by the El Reportero’s wire services
GUATEMALA – Politicians from all parties appealed on 5 July for an end to the violenc. The country’s murder rate has increased sharply in recent weeks prompting some politicians to claim that General Otto Pérez Molina, the rightwing candidate for the Partido Patriota, wants to create a climate of fear to improve his chances in the forthcoming general elections. Pérez Molina advocates tougher anti-crime policies (mano dura).
Since campaigning started officially in mid May, 44 politicians have been murdered: in the whole of the previous election campaign only 23 politicians were killed. The country goes for the polls in the first round of elections on 9 September.
On 4 and 5 July, 12 people were murdered including two (centre left) candidates for office. So far this year 30 candidates for public office, mostly from the left and centre left, have been gunned down. In the past month alone eight candidates have been killed. In addition, the killing of political organizers and even violent attacks on party activists fly-posting on behalf of their candidates has increased.
Bolivia’s constituent assembly awards itself four more months
BOLIVIA – Delegates to Bolivia’s constituent assembly celebrated the anniversary of their election on 2 July by extending their mandate to draft a new constitution by four months until 14 December.
Debating in the assembly in Sucre provided a marked contrast with the carnival atmosphere in the affluent east of the country, where the Media Luna departments of Santa Cruz, Tarija, Beni and Pando staged big events to mark a year since they voted “yes” in referenda on autonomy.
Departmental prefects and civic committees presented individual statutes of autonomy that provide a direct challenge to the assembly which is supposed to decide the nature of the autonomy to be established in Bolivia.
Cuba, facing drop in food production
HAVANA – Cuba is repaying debts to farmers and promising higher prices for milk and meat in an attempt to increase flagging food production in a communist society that depends on the state for most of what it eats.
It’s trying to head off a crisis in its food system: Production dropped 7 percent last year, imports are becoming more expensive and consumers complain their tiny government salaries don’t allow them to buy more than a few items a month at supply-and-demand farmers markets.
Hundreds march in Ecuadorian Amazon to protest Chevron’s delay tactics
LAGO AGRIO, Ecuador – Hundreds of local indigenous people and campesinos marched today to protest Chevron´s delay tactics as a judgment approaches in a landmark multi-billion dollar environmental lawsuit against the company.
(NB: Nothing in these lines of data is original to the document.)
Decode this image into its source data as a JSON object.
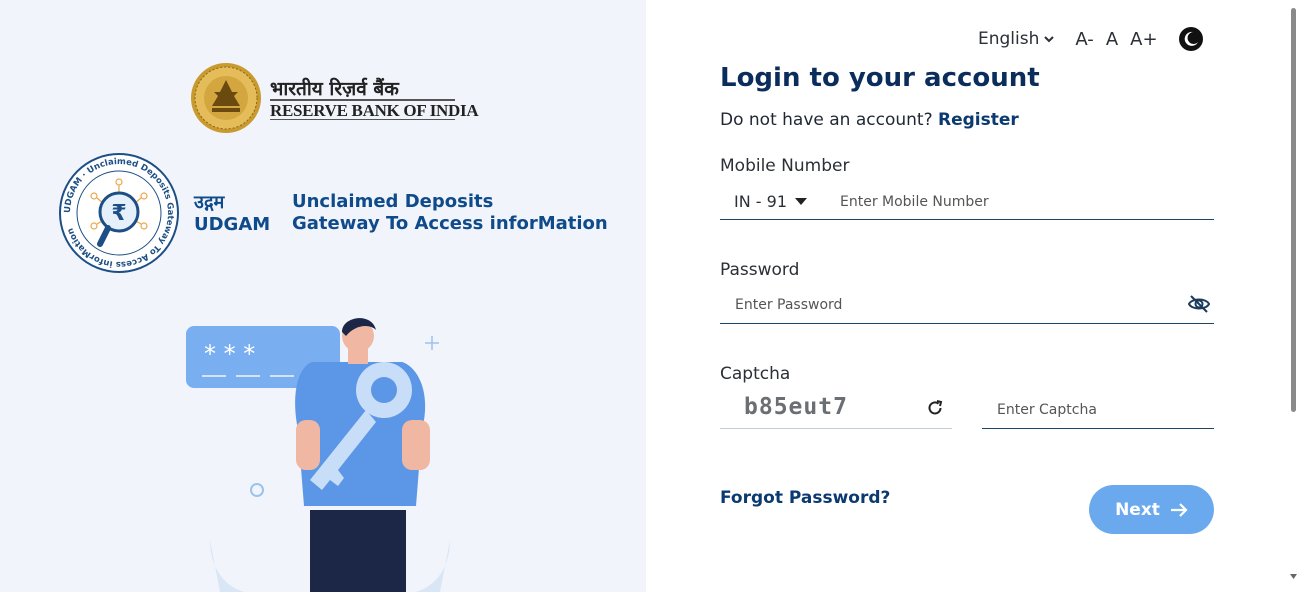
{
  "branding": {
    "rbi_hindi": "भारतीय रिज़र्व बैंक",
    "rbi_english": "RESERVE BANK OF INDIA",
    "udgam_hindi": "उद्गम",
    "udgam_english": "UDGAM",
    "udgam_full_line1": "Unclaimed Deposits",
    "udgam_full_line2": "Gateway To Access inforMation",
    "udgam_ring_text": "UDGAM · Unclaimed Deposits Gateway To Access inforMation",
    "illustration_password_mask": "* * *"
  },
  "topbar": {
    "language": "English",
    "font_decrease": "A-",
    "font_normal": "A",
    "font_increase": "A+",
    "theme_icon": "moon-icon"
  },
  "form": {
    "title": "Login to your account",
    "register_prompt": "Do not have an account?",
    "register_link": "Register",
    "mobile_label": "Mobile Number",
    "country_code": "IN - 91",
    "mobile_placeholder": "Enter Mobile Number",
    "password_label": "Password",
    "password_placeholder": "Enter Password",
    "captcha_label": "Captcha",
    "captcha_value": "b85eut7",
    "captcha_placeholder": "Enter Captcha",
    "forgot_password": "Forgot Password?",
    "next_button": "Next"
  },
  "colors": {
    "primary_dark": "#0b2d5c",
    "link": "#0b3a70",
    "button": "#6aa9ee",
    "left_panel_bg": "#f1f5fb"
  }
}
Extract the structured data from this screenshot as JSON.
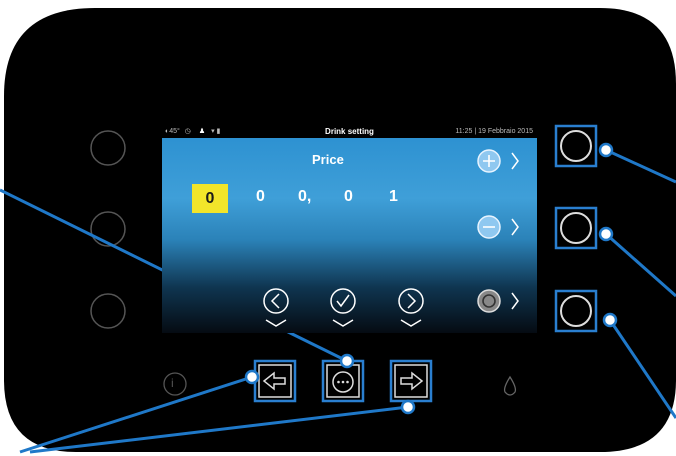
{
  "status_bar": {
    "temperature": "45°",
    "title": "Drink setting",
    "datetime": "11:25 | 19 Febbraio 2015"
  },
  "screen": {
    "price_label": "Price",
    "digits": [
      "0",
      "0",
      "0,",
      "0",
      "1"
    ],
    "selected_digit_index": 0
  },
  "side_symbols": {
    "plus": "+",
    "minus": "−"
  },
  "hw_labels": {
    "info": "i"
  },
  "colors": {
    "panel": "#000000",
    "screen_top": "#3f9fd8",
    "highlight": "#f2e52a",
    "callout": "#1f78c8"
  }
}
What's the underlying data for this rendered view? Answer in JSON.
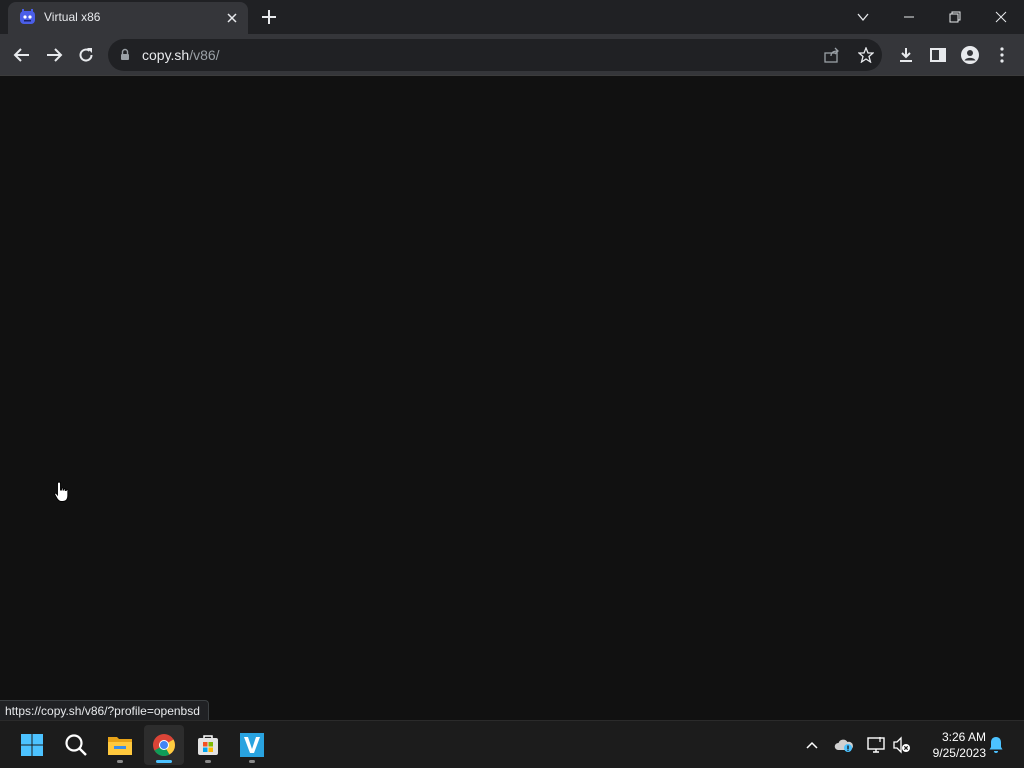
{
  "browser": {
    "tab": {
      "title": "Virtual x86",
      "favicon": "v86-logo-icon"
    },
    "address": {
      "host": "copy.sh",
      "path": "/v86/"
    },
    "status_url": "https://copy.sh/v86/?profile=openbsd"
  },
  "taskbar": {
    "apps": [
      "start-icon",
      "search-icon",
      "file-explorer-icon",
      "chrome-icon",
      "store-icon",
      "v-app-icon"
    ],
    "active_app": "chrome-icon",
    "clock": {
      "time": "3:26 AM",
      "date": "9/25/2023"
    }
  },
  "colors": {
    "accent": "#4cc2ff",
    "page_bg": "#111111",
    "toolbar": "#35363a"
  }
}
After the march, the community members, including leaders of several indigenous tribes and dozens of cancer victims, gathered at Texaco’s (now Chevron’s) first Ecuadorian oil well — opened 40 years ago in 1967 — in formation to spell the international “SOS” distress signal, and the words “Justicia Ya” (Justice Now) in 40-foot letters across the rainforest clearing.
The stunning images, captured by photographers from a helicopter circling overhead, send a message from the people of the Amazon to the Live Earth concert broadcast this Saturday, organized by former US Vice President Al Gore to draw international attention to the effects of global warming and the world’s unsustainable dependence on fossil fuels.